Second Lieutenant Frank Bernard Wearne VC
“More than ten months after Wearne received his injuries , he was passed fit for general service despite having limited use in his right hand and fingers”

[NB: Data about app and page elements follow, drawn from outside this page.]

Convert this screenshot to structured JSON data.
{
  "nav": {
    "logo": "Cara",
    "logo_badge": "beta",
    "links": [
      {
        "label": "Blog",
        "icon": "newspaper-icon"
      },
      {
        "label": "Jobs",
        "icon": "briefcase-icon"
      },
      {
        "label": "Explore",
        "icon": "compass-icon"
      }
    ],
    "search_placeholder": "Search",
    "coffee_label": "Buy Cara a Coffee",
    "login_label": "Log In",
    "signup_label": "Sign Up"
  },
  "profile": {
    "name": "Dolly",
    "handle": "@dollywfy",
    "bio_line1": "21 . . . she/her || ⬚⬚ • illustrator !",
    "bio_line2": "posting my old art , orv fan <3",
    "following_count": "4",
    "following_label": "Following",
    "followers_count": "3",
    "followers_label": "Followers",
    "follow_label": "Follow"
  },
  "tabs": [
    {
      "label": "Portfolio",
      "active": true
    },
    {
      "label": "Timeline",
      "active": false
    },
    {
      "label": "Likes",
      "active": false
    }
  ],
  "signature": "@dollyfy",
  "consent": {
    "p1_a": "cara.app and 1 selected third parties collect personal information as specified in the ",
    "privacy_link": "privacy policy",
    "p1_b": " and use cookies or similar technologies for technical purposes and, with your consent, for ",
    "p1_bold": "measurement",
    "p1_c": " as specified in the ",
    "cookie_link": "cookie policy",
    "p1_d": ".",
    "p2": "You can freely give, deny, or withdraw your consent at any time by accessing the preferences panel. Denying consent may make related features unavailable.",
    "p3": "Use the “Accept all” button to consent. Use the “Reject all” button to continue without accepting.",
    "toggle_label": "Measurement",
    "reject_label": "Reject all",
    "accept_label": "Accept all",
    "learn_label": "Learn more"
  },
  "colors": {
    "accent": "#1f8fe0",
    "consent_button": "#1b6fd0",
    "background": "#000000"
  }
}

Slightly built, bespectacled and often sporting a worried frown, Bernard Wearne was an unlikely war hero. Yet in the heat of battle, his leadership skills were matched only by his incredible displays of courage. It is little wonder that he was so respected by his comrades and that he was ultimately decorated with Britain and the Commonwealth’s premiere award for valour in the presence of the enemy: the Victoria Cross. I am delighted to be the proud custodian of Wearne’s medal group having purchased it at a Spink auction in London in 1997. Frank Bernard Wearne was born in Kensington, west London, on March 1, 1894. The second of four brothers, he was the son of Frank Wearne, a wine merchant, and his wife Ada (née Morris). With his father also called Frank, Wearne was always known by his second Christian name, often abbreviated to ‘Bernie’. For much of his early years, his family lived in Worcester Park on the border of southwest London and Surrey. Wearne attended Bromsgrove School in Worcestershire from 1908 onwards, where he went on to become head monitor. He was interested in the military during his teenage years and joined the Officers’ Training Corps. In 1912, when 18, he won a scholarship to Oxford University and he attended Corpus Christi College in the following year. His studies, like so many of his generation, were interrupted by the outbreak of World War One. On September 5, 1914, just days after the start of that conflict. Wearne volunteered to serve in a public school battalion and he soon joined the 18th Battalion, The Royal Fusiliers. Two of his brothers also took part in the war effort: his elder brother, Keith, served in the 1st Battalion, The Essex Regiment and one of his younger brothers, Geoffrey, served in the Canadian Army. On November 22, ‘Bernie’ Wearne was promoted to lance corporal but five weeks later he voluntarily reverted back to the rank of private.